THE INFORMATION CONTAINED HERE IS A TEXTUAL REPRESENTATION OF THE APPLICABLE COMPANY'S CONFERENCE CALL, CONFERENCE PRESENTATION OR OTHER AUDIO PRESENTATION, AND WHILE EFFORTS ARE MADE TO PROVIDE AN ACCURATE TRANSCRIPTION, THERE MAY BE MATERIAL ERRORS, OMISSIONS, OR INACCURACIES IN THE REPORTING OF THE SUBSTANCE OF THE AUDIO PRESENTATIONS. IN NO WAY DOES SEEKING ALPHA ASSUME ANY RESPONSIBILITY FOR ANY INVESTMENT OR OTHER DECISIONS MADE BASED UPON THE INFORMATION PROVIDED ON THIS WEB SITE OR IN ANY TRANSCRIPT. USERS ARE ADVISED TO REVIEW THE APPLICABLE COMPANY'S AUDIO PRESENTATION ITSELF AND THE APPLICABLE COMPANY'S SEC FILINGS BEFORE MAKING ANY INVESTMENT OR OTHER DECISIONS.

If you have any additional questions about our online transcripts, please contact us at: transcripts@seekingalpha.com. Thank you!

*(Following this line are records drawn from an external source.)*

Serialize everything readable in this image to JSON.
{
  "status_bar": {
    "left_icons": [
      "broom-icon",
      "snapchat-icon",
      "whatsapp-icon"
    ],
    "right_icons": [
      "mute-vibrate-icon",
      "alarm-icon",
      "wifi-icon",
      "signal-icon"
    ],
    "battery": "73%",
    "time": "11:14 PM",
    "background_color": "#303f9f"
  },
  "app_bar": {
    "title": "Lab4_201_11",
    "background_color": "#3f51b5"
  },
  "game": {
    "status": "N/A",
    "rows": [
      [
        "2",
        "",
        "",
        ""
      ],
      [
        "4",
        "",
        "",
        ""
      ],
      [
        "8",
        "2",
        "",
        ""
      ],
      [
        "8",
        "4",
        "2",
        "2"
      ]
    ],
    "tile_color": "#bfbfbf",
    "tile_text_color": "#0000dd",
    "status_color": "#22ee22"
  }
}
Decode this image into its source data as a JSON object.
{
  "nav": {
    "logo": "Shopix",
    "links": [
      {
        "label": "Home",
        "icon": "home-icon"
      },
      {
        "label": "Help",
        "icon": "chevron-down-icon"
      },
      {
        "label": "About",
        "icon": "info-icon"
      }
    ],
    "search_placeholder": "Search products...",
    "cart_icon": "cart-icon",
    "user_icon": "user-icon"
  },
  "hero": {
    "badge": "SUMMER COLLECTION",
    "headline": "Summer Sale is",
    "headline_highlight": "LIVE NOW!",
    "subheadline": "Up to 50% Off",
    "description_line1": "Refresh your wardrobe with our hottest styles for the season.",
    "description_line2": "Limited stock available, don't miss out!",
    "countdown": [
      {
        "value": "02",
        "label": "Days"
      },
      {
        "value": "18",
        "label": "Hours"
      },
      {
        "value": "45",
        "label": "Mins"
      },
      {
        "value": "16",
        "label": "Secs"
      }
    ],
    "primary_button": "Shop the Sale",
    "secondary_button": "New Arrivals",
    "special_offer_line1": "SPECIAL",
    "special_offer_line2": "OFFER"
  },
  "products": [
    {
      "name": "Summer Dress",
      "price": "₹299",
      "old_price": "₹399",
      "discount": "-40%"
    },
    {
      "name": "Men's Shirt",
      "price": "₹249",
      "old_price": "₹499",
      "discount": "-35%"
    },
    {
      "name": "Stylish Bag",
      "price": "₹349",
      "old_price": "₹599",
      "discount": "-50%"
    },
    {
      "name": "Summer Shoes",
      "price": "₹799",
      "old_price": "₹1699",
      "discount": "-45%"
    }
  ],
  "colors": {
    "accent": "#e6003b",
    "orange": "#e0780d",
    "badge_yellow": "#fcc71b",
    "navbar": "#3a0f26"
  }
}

Cousins Properties (NYSE:CUZ): Q2 EPS of $0.18 beats by $0.01. Revenue of $84.51M (+98.8% Y/Y) beats by $6.27M.